Archbishop, blogger clash 
    over report on ISA letter

 
   Yahoo News
September 20, 2012

By Elena Torrijos


A RCHBISHOP Nicholas Chia is in a war of words with a local blogger over a report that the religious leader had earlier backed a call to abolish the Internal Security Act (ISA), which allows detentions without trial.

On his blog on Thursday, blogger Alex Au defended his post two days earlier where he cited second-hand reports that Chia, who heads the Catholic Church in Singapore, had sent and later retracted an unsolicited letter of support to a group organising an anti-ISA rally.

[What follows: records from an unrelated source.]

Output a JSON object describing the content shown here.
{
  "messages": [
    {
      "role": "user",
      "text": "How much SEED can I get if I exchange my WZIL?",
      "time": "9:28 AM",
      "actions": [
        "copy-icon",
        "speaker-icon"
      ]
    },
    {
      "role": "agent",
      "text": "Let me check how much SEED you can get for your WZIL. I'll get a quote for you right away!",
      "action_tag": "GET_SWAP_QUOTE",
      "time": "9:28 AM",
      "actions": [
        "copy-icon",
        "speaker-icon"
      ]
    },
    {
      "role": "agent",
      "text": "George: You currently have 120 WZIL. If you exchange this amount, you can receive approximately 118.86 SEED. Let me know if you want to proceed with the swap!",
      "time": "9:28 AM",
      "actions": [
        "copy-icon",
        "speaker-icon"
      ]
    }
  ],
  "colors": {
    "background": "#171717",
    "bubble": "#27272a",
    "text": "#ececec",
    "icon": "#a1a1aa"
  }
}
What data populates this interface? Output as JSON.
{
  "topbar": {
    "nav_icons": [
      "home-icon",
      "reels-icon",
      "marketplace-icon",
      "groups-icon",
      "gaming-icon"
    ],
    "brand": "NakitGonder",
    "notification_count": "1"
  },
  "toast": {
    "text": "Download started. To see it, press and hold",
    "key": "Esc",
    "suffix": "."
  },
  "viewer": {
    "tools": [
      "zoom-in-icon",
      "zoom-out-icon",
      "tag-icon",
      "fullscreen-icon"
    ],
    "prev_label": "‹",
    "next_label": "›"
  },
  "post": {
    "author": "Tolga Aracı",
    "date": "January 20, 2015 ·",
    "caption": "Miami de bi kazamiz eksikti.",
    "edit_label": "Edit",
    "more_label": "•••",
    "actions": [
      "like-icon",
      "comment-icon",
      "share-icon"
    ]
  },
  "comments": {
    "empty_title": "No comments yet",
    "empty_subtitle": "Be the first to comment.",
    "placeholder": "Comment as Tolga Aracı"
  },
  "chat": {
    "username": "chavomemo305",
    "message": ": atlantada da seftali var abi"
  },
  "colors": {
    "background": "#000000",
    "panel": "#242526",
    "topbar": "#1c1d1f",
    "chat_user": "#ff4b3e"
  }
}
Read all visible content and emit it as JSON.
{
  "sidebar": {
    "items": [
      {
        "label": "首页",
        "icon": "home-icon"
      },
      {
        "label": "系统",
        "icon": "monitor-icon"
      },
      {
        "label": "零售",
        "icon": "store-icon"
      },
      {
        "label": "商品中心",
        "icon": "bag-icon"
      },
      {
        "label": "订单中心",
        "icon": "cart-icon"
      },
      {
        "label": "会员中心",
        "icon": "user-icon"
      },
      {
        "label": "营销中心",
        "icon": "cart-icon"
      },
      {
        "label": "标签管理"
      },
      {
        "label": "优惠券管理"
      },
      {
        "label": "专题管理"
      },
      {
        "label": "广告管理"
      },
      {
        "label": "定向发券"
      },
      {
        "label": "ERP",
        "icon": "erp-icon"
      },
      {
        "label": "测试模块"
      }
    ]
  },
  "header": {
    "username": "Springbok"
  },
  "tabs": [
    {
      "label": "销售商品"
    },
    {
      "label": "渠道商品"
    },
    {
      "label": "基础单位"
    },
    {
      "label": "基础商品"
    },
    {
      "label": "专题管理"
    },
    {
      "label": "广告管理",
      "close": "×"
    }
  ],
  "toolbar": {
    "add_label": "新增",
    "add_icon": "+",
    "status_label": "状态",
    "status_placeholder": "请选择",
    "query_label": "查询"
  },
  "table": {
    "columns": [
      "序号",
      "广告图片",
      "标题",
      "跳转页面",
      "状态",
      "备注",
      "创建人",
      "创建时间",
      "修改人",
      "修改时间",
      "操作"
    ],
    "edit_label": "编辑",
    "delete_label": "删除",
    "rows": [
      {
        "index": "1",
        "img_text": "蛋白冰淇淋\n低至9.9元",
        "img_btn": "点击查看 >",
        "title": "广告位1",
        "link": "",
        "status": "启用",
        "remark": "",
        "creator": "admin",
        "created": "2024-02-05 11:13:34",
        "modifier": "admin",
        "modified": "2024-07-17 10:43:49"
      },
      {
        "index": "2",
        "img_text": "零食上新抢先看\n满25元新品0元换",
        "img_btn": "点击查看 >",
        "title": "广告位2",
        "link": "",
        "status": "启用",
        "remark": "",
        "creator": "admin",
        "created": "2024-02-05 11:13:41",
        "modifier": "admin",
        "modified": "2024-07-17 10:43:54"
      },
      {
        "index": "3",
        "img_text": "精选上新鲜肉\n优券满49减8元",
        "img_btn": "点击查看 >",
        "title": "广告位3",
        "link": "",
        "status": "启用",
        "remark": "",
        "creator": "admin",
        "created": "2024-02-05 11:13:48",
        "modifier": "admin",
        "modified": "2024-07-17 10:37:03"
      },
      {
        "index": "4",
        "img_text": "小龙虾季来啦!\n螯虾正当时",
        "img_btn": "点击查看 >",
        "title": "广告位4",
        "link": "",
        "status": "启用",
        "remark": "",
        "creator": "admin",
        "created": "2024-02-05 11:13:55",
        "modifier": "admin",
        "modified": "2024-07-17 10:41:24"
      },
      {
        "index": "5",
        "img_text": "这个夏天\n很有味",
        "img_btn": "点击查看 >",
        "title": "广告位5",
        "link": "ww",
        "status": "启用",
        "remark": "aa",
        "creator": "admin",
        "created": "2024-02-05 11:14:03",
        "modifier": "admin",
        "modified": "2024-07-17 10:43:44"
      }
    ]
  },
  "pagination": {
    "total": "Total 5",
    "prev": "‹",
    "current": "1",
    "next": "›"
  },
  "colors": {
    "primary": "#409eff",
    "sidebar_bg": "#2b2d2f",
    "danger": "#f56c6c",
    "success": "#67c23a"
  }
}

In a media statement carried on the Straits Times on Wednesday, Chia confirmed he had sent such a letter to an activist group called Function 8, but he explained that he decided to withdraw it as the “contents did not accurately reflect my views on the subject” and “may inadvertently harm the social harmony in Singapore”.

Chia also added that the article by Au “confirms the correctness” of his decision.

“These irresponsible actions can easily cause serious misunderstanding between the Catholic Church and the Government, and damage the long-standing trust and cooperation between the two. It is most regrettable that Au and the group have acted in this manner,” said Chia.

In his latest post titled What the Archbishop did not intend, Au said that on the contrary he believed it was the responsible thing to expose the hidden events to public scrutiny.

“They show Singaporeans the inner workings of how our country is governed, and transparency is essential to a healthier democracy. The very fact that powerful forces would want these goings-on to be kept from the public eye is itself suspicious,” he said.

Au had noted in his earlier post that Chia retracted his letter after having lunch with Deputy Prime Minister and Minister for Home Affairs Teo Chee Hean.

Other parties involved in the issue also came out with their reactions.

In a statement Thursday, MHA pointed out that government ministers regularly meet with various religious leaders in Singapore.

“Such closed-door meetings allow a frank exchange of views specially on sensitive subjects. This is a well-established process that is appreciated by both ministers and religious leaders,” MHA said.

The ministry further noted that the actions of the group “to publicise the matter through Mr Au is disrespectful of the Archbishop, and contrary to his views and intentions as conveyed to the group after he decided to retract his letter”.

It added that the “deliberate breach of the Archbishop’s trust confirms the objective of this group to publicly involve the Catholic Church and the Archbishop in their political agenda”.

Meanwhile, human rights non-governmental organisation Maruah, which organised the rally that was held on 2 June this year together with Function 8, expressed disappointment over the Archbishop’s remarks.

“An opportunity to understand the change in the position of the Archbishop vis-a-vis preventive detention without trial was missed,” Maruah president Braema Mathi said in a statement sent to the media late Thursday afternoon.

“We are still clueless as to whether there was intervention by the State in this matter and if so, on what grounds and to what extent. Instead civil society has been vilified in the Archbishop’s remarks which are the opposite of our intentions to preserve harmony by seeking clarifications,” she noted.

The organisation also gave some of the background to the anti-ISA rally and the actions relating to the Archbishop’s letters.

The NGO had been informed of the letters the Archbishop had sent to Function 8 as part of the collaboration for the rally.

Both Maruah and Function 8 decided not to publicise the letters – which reflected diverse views in relation to preventive detention without trial – until clarification was obtained from MHA and other relevant parties, Mathi disclosed.

“We agreed that after these approaches to reach out for dialogues had been tried and tested we would review this incident of the letters. It is unfortunate that the matter of the letters was leaked to the media before we could receive clarifications from the relevant bodies,” Mathi said.

On the Facebook page for the rally commemorating the anniversary of the alleged “Marxist Conspiracy” for which detentions without trial were made, Function 8 posted its response to the Archbishop’s statement.

Saying it was “saddened” by Chia’s remarks, the group noted that the Archbishop’s letter was not marked “private and/or confidential” and that it was intended to be made public on the day of the rally. The retraction of the letter prompted the group to cancel the plan.

The group also noted that Chia assumed that Au could only have gotten information about the letters from Function 8, but it asked, “Has His Grace forgotten that his second letter was cc to a third party and that his staff and others within the Church may also have sight of the letters?”

It also expressed puzzlement over how the religious leader could conclude that the disclosure of the letter could harm social harmony in Singapore.

“We request Archbishop Nicholas Chia to publish his first and second letters and advise on what transpired between the time his first letter was written and his second letter so that the public can judge for themselves whether the actions or inaction of Function 8 and Mr Au were “irresponsible and regrettable”. For clarity, His Grace should also make known to members of the public if his first letter to the organisers of the 2 June event was solicited or unsolicited,” it said.

Home